No other guitarist has ever been as complete a musician as Les Paul. He was
equal parts showman, technician, serious craftsman, fun-loving imp, immediately
identifiable stylist and versatile journeyman. The car mechanic’s son from
Waukesha, Wisconsin covered the gamut of American genres from 1932, when, as
Rhubarb Red, he performed country on St. Louis’s KMOX radio, through blues
(his first recordings were as an accompanist to Georgia White in 1936), through
jazz (playing with big bands, as well as the likes of Art Tatum and J.J. Johnson)
to the pop period that made him a household name, to 2009, where he was in his
thirteenth year of a regular Monday night gig at Iridium at 51st and Broadway
in New York, tying together his stylistic forays over the decades.
By Barney Quick
Along the way, he was out in front of the twentieth century’s technological
developments. As a kid in Waukesha, he built a crystal-set radio, so he could
listen to his idols, such as cowboy singer Gene Autry and jazz guitarist Eddie
Lang. He built his own amplifiers in his early professional days, as well as
exploring the possibilities of using pickups to transmit guitar-string vibrations
from a solid piece of wood through them. Of course, the Gibson Guitar Company
found out about his work and enlisted him as a design consultant. The Gibson
Les Paul has been one of the most sought-after models among guitarists since
its debut in 1952.
Pop crooners in the 1940s loved to work with him. In particular, his trio backed
Bing Crosby on several hits, and the two became lifelong friends.
Through his boyhood hero Gene Autry, he met Colleen Summers, with whom he worked
in a country setting. The two began dating, a relationship that lasted even
after their country collaboration ran its course. A sudden need for a singer
on a road date led to her return to his bandstand, rechristened as pop vocalist
Mary Ford. They married in December 1949 and had a string of hits on Capitol
throughout the 1950s, as well as a weekly television show, Les Paul and Mary
Ford at Home.
records were made in the garage studio at their home in Hollywood. Les was pioneering
soon-to-be-standard studio effects such as overdubbing and delayed echo.

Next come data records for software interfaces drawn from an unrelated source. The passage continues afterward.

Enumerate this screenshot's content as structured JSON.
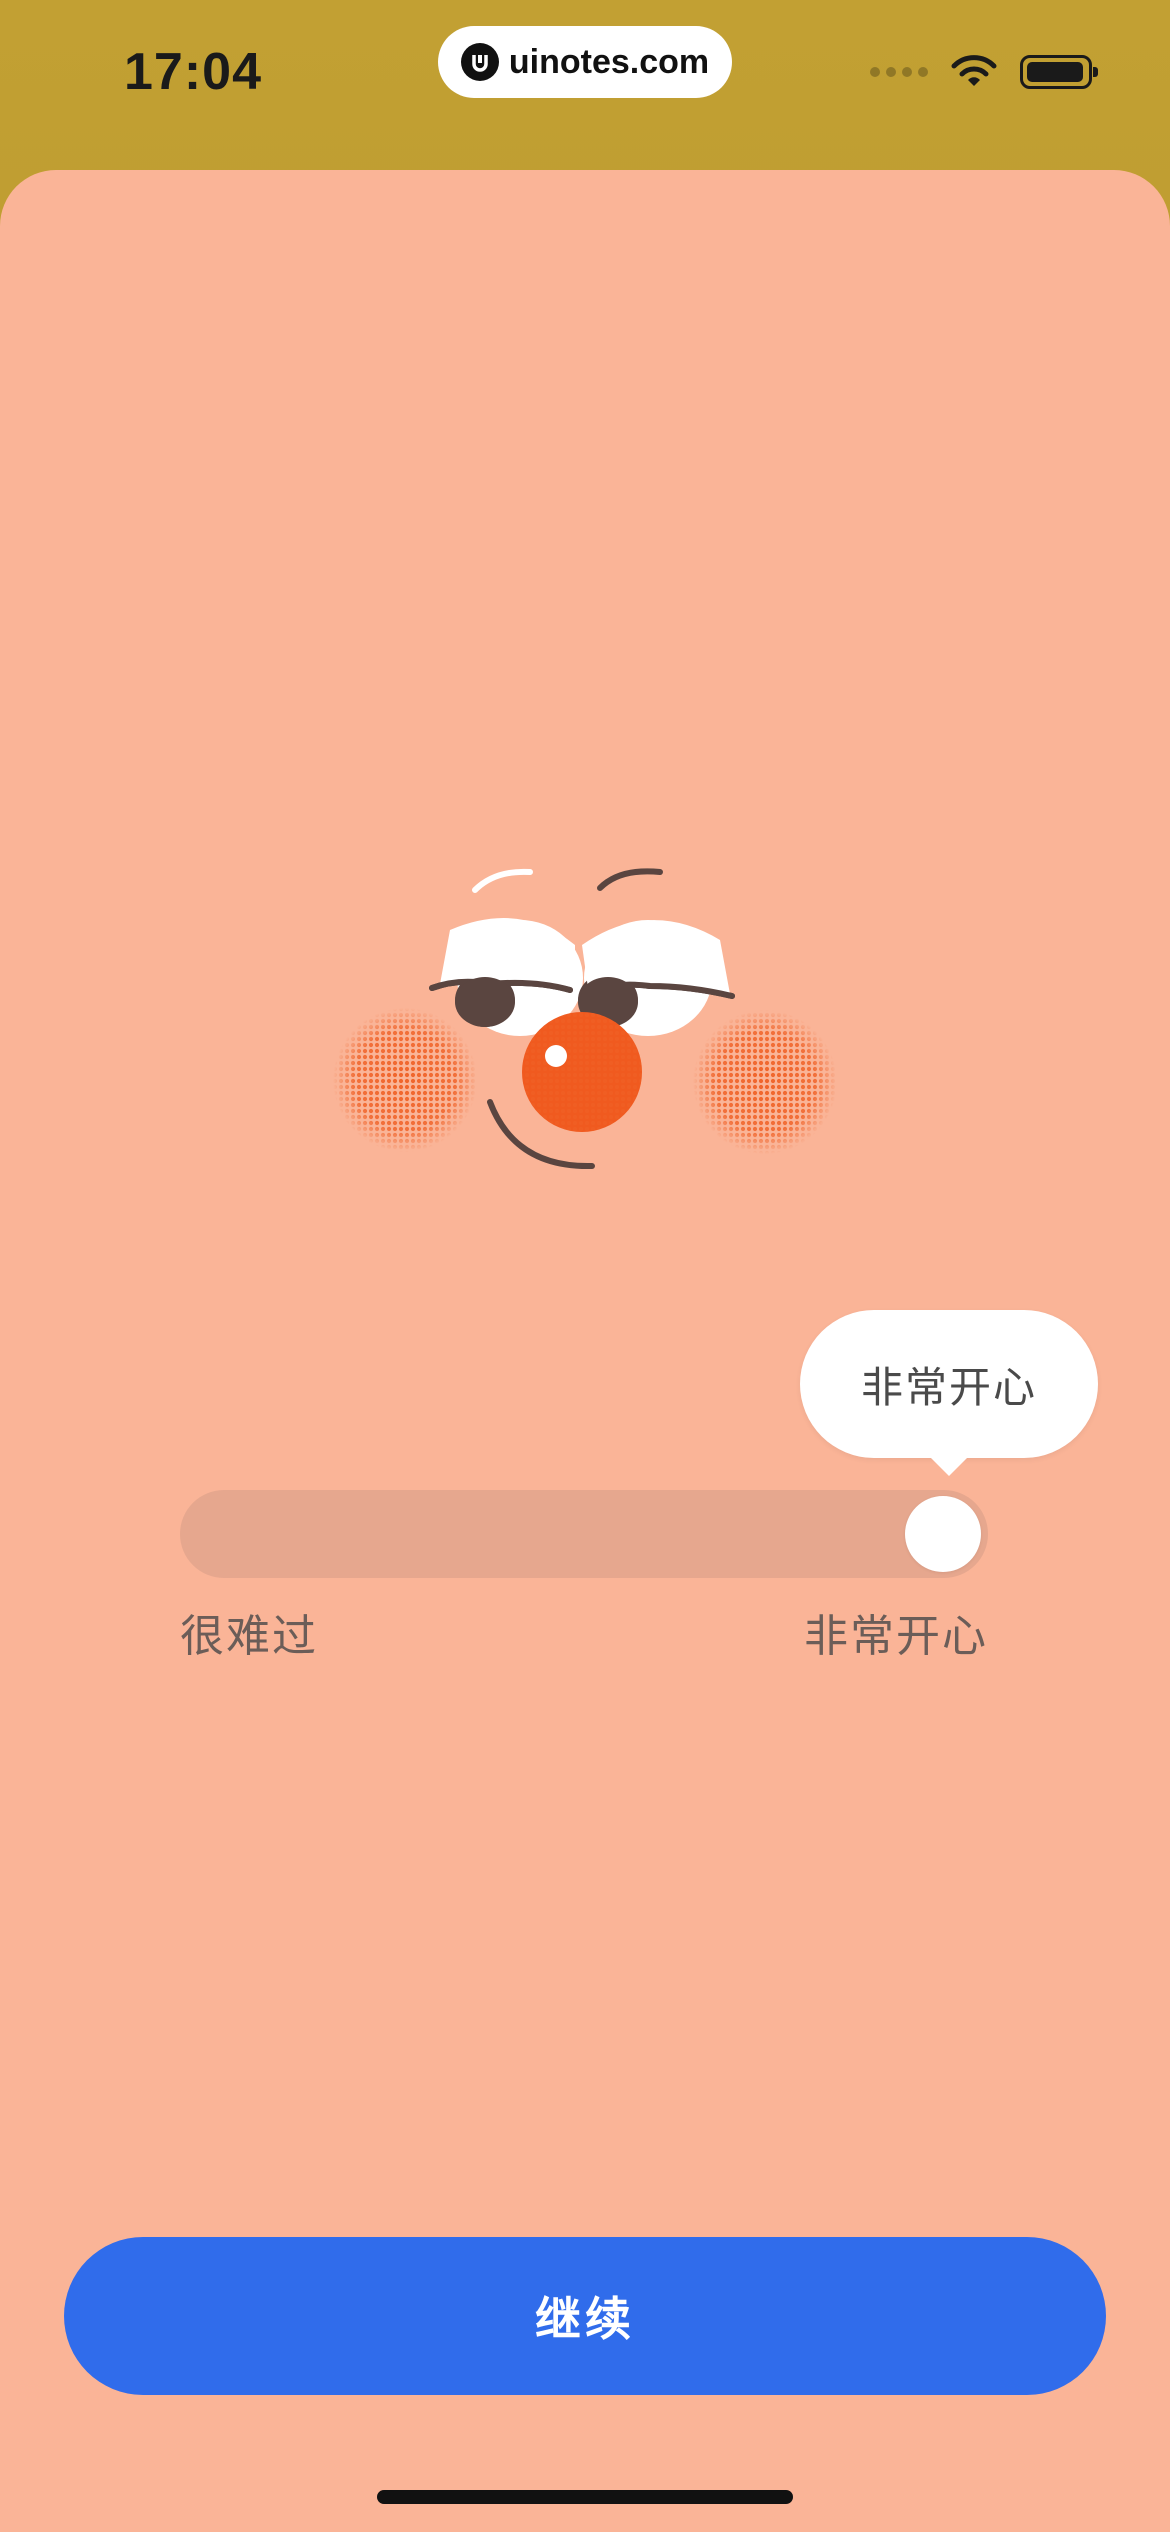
{
  "status_bar": {
    "time": "17:04",
    "url": "uinotes.com",
    "icons": [
      "signal-icon",
      "wifi-icon",
      "battery-icon"
    ]
  },
  "mood": {
    "tooltip": "非常开心",
    "slider_value": 1.0,
    "min_label": "很难过",
    "max_label": "非常开心"
  },
  "actions": {
    "continue_label": "继续"
  },
  "colors": {
    "background": "#fab497",
    "status_bar": "#b8962c",
    "button": "#306ceb",
    "nose": "#f05a1f",
    "cheeks": "#f0642a",
    "face_lines": "#5a4540"
  }
}
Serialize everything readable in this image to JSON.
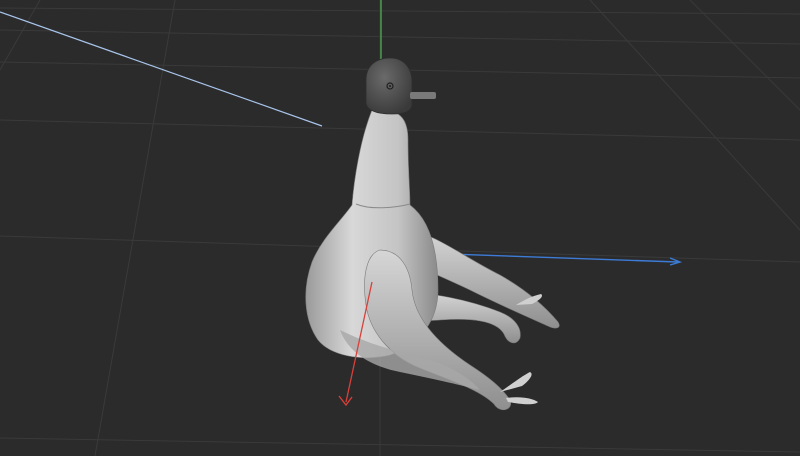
{
  "viewport": {
    "background": "#2b2b2b",
    "grid_color": "#3a3a3a",
    "axis_colors": {
      "x": "#3d7bd6",
      "y": "#4caf50",
      "z": "#d9403a",
      "view_line": "#a8c4ea"
    }
  },
  "model": {
    "body_color": "#c9c9c9",
    "head_color": "#4a4a4a",
    "shadow_color": "#8e8e8e"
  }
}
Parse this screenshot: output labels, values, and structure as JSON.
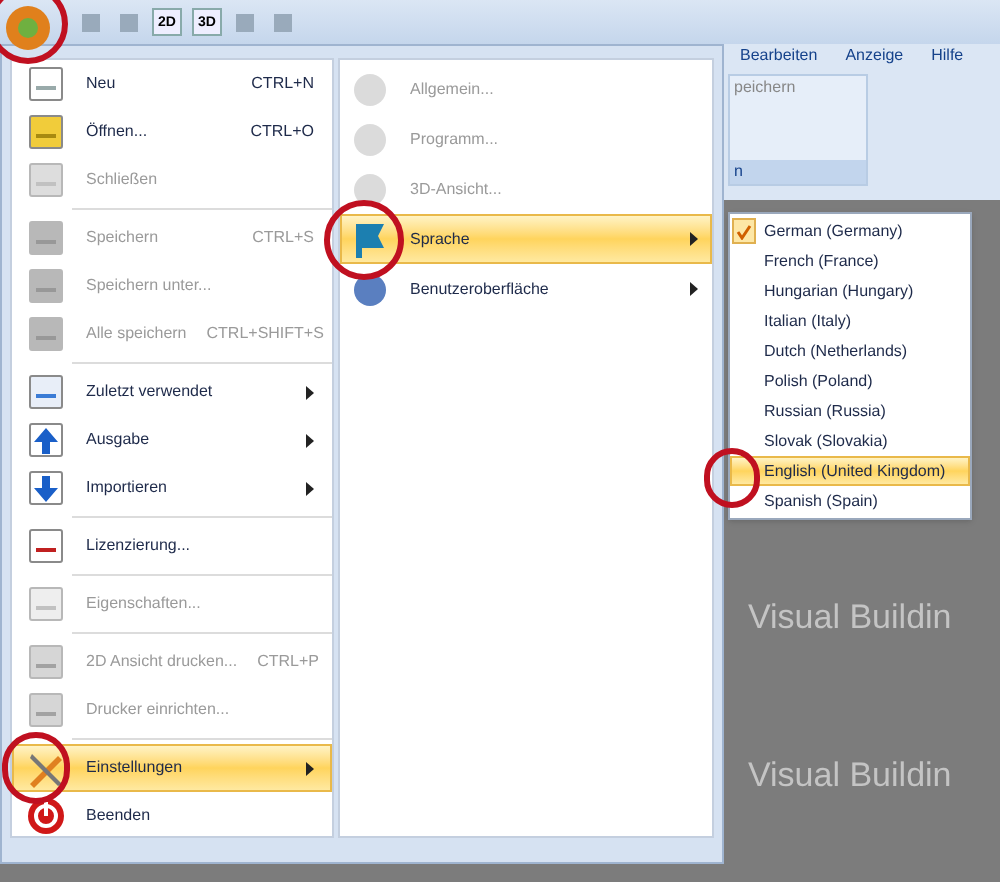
{
  "toolbar": {
    "buttons": [
      {
        "kind": "icon"
      },
      {
        "kind": "icon"
      },
      {
        "kind": "text",
        "label": "2D"
      },
      {
        "kind": "text",
        "label": "3D"
      },
      {
        "kind": "icon"
      },
      {
        "kind": "icon"
      }
    ]
  },
  "ribbon": {
    "tabs": [
      {
        "label": "Bearbeiten"
      },
      {
        "label": "Anzeige"
      },
      {
        "label": "Hilfe"
      }
    ],
    "group_label": "peichern",
    "group_footer": "n"
  },
  "menu": {
    "items": [
      {
        "kind": "command",
        "label": "Neu",
        "shortcut": "CTRL+N",
        "disabled": false,
        "selected": false
      },
      {
        "kind": "command",
        "label": "Öffnen...",
        "shortcut": "CTRL+O",
        "disabled": false,
        "selected": false
      },
      {
        "kind": "command",
        "label": "Schließen",
        "disabled": true,
        "selected": false
      },
      {
        "kind": "separator"
      },
      {
        "kind": "command",
        "label": "Speichern",
        "shortcut": "CTRL+S",
        "disabled": true,
        "selected": false
      },
      {
        "kind": "command",
        "label": "Speichern unter...",
        "disabled": true,
        "selected": false
      },
      {
        "kind": "command",
        "label": "Alle speichern",
        "shortcut": "CTRL+SHIFT+S",
        "disabled": true,
        "selected": false
      },
      {
        "kind": "separator"
      },
      {
        "kind": "submenu",
        "label": "Zuletzt verwendet",
        "disabled": false,
        "selected": false
      },
      {
        "kind": "submenu",
        "label": "Ausgabe",
        "disabled": false,
        "selected": false
      },
      {
        "kind": "submenu",
        "label": "Importieren",
        "disabled": false,
        "selected": false
      },
      {
        "kind": "separator"
      },
      {
        "kind": "command",
        "label": "Lizenzierung...",
        "disabled": false,
        "selected": false
      },
      {
        "kind": "separator"
      },
      {
        "kind": "command",
        "label": "Eigenschaften...",
        "disabled": true,
        "selected": false
      },
      {
        "kind": "separator"
      },
      {
        "kind": "command",
        "label": "2D Ansicht drucken...",
        "shortcut": "CTRL+P",
        "disabled": true,
        "selected": false
      },
      {
        "kind": "command",
        "label": "Drucker einrichten...",
        "disabled": true,
        "selected": false
      },
      {
        "kind": "separator"
      },
      {
        "kind": "submenu",
        "label": "Einstellungen",
        "disabled": false,
        "selected": true
      },
      {
        "kind": "command",
        "label": "Beenden",
        "disabled": false,
        "selected": false
      }
    ]
  },
  "settings_menu": {
    "items": [
      {
        "kind": "command",
        "label": "Allgemein...",
        "disabled": true,
        "selected": false
      },
      {
        "kind": "command",
        "label": "Programm...",
        "disabled": true,
        "selected": false
      },
      {
        "kind": "command",
        "label": "3D-Ansicht...",
        "disabled": true,
        "selected": false
      },
      {
        "kind": "submenu",
        "label": "Sprache",
        "disabled": false,
        "selected": true
      },
      {
        "kind": "submenu",
        "label": "Benutzeroberfläche",
        "disabled": false,
        "selected": false
      }
    ]
  },
  "language_menu": {
    "items": [
      {
        "label": "German (Germany)",
        "checked": true,
        "selected": false
      },
      {
        "label": "French (France)",
        "checked": false,
        "selected": false
      },
      {
        "label": "Hungarian (Hungary)",
        "checked": false,
        "selected": false
      },
      {
        "label": "Italian (Italy)",
        "checked": false,
        "selected": false
      },
      {
        "label": "Dutch (Netherlands)",
        "checked": false,
        "selected": false
      },
      {
        "label": "Polish (Poland)",
        "checked": false,
        "selected": false
      },
      {
        "label": "Russian (Russia)",
        "checked": false,
        "selected": false
      },
      {
        "label": "Slovak (Slovakia)",
        "checked": false,
        "selected": false
      },
      {
        "label": "English (United Kingdom)",
        "checked": false,
        "selected": true
      },
      {
        "label": "Spanish (Spain)",
        "checked": false,
        "selected": false
      }
    ]
  },
  "background_logos": [
    "Visual Buildin",
    "Visual Buildin"
  ]
}
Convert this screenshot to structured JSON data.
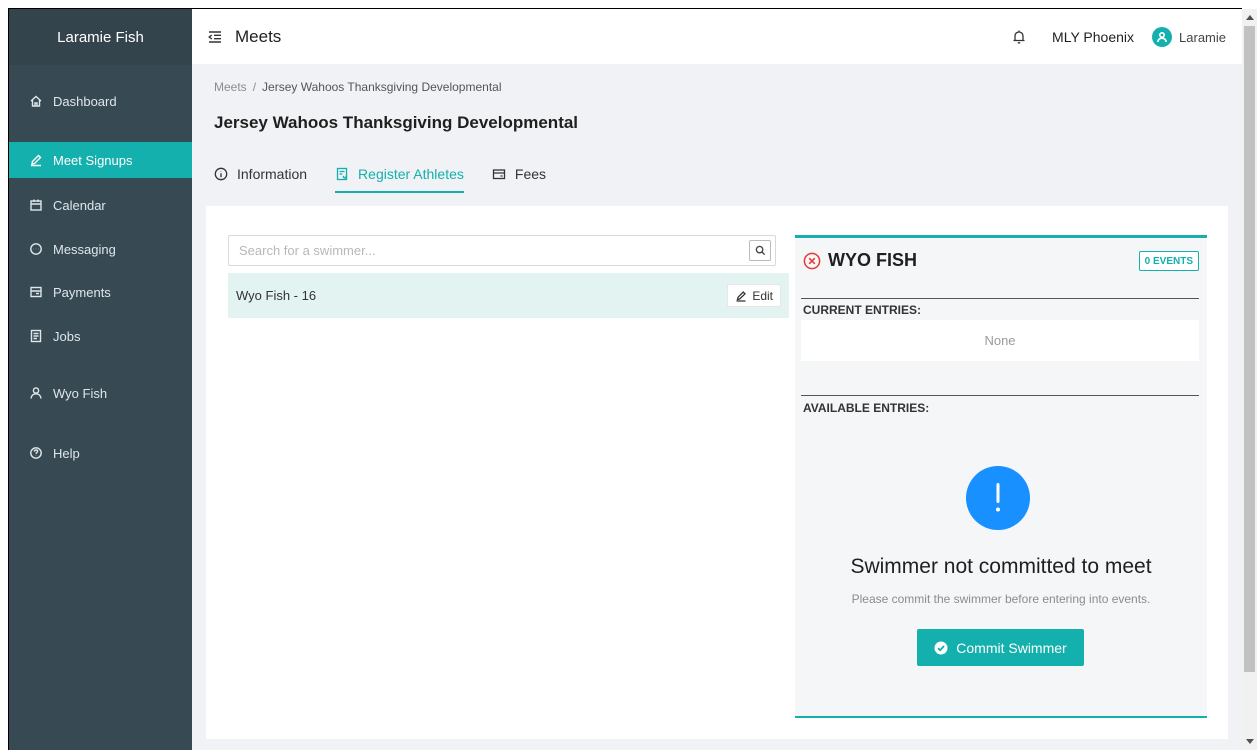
{
  "app": {
    "name": "Laramie Fish"
  },
  "sidebar": {
    "items": [
      {
        "label": "Dashboard",
        "icon": "home-icon"
      },
      {
        "label": "Meet Signups",
        "icon": "edit-icon",
        "active": true
      },
      {
        "label": "Calendar",
        "icon": "calendar-icon"
      },
      {
        "label": "Messaging",
        "icon": "message-icon"
      },
      {
        "label": "Payments",
        "icon": "payment-icon"
      },
      {
        "label": "Jobs",
        "icon": "jobs-icon"
      },
      {
        "label": "Wyo Fish",
        "icon": "user-icon"
      },
      {
        "label": "Help",
        "icon": "help-icon"
      }
    ]
  },
  "header": {
    "title": "Meets",
    "team": "MLY Phoenix",
    "user": "Laramie"
  },
  "breadcrumb": {
    "root": "Meets",
    "separator": "/",
    "current": "Jersey Wahoos Thanksgiving Developmental"
  },
  "page": {
    "title": "Jersey Wahoos Thanksgiving Developmental"
  },
  "tabs": [
    {
      "label": "Information",
      "icon": "info-icon"
    },
    {
      "label": "Register Athletes",
      "icon": "register-icon",
      "active": true
    },
    {
      "label": "Fees",
      "icon": "fees-icon"
    }
  ],
  "search": {
    "placeholder": "Search for a swimmer...",
    "value": ""
  },
  "swimmers": [
    {
      "name": "Wyo Fish - 16",
      "edit_label": "Edit",
      "selected": true
    }
  ],
  "panel": {
    "name": "WYO FISH",
    "events_badge": "0 EVENTS",
    "current_label": "CURRENT ENTRIES:",
    "current_empty": "None",
    "available_label": "AVAILABLE ENTRIES:",
    "message_title": "Swimmer not committed to meet",
    "message_sub": "Please commit the swimmer before entering into events.",
    "commit_label": "Commit Swimmer"
  },
  "colors": {
    "accent": "#13b0ad",
    "sidebar_bg": "#374a54",
    "info_blue": "#1890ff",
    "error_red": "#e53935"
  }
}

On
such hits as “How High the Moon,” “Vaya Con Dios” and “The
World Is Waiting for the Sunrise,” both Mary’s vocals and Les’s
guitar parts can be heard in irrepressibly joyous harmony with themselves.
Ironically, the advent of rock and roll, a musical form that Les’s innovations
had done so much to make possible, edged the duo off the pop charts by the 1960s.
They divorced in 1964. Each continued to record in various configurations, but
it was clear from subsequent interviews and conversations that Les harbored
a very special place for her in his heart to the end of his days.
He and Chet Atkins won a Grammy in 1977 for their album Chester and Lester,
a giddy revisiting of several standards that each of them had surely played
thousands of times. Their two unmistakable styles intertwine and compliment
each other with the grace that only seasoned veterans could bring to such a
project. Chet was the country gentleman, with a full, round tone and a front-porch
ease that served as a marvelous counterpoint to Les’s high-register thirty-second-note
exuberance. There’s also a delightful serving of banter, some centering
on music and some lightly risqué, between the old friends.
His Iridium show was classic Les. He was backed by a trio - second guitar,
bass and piano. His randy humor was on full display in this setting, much of
it directed toward the blonde female bassist, whose job was to roll her eyes
in “oh-Les-you-rascal” fashion. The runs weren’t as dazzling
as they had been in his heyday, but they were fluid and masterful to the end.
Les Paul was an American icon in the richest sense of the term. He took full
advantage of his freedom to do what he loved with his life, and with every application
of pick to strings, he swung hard.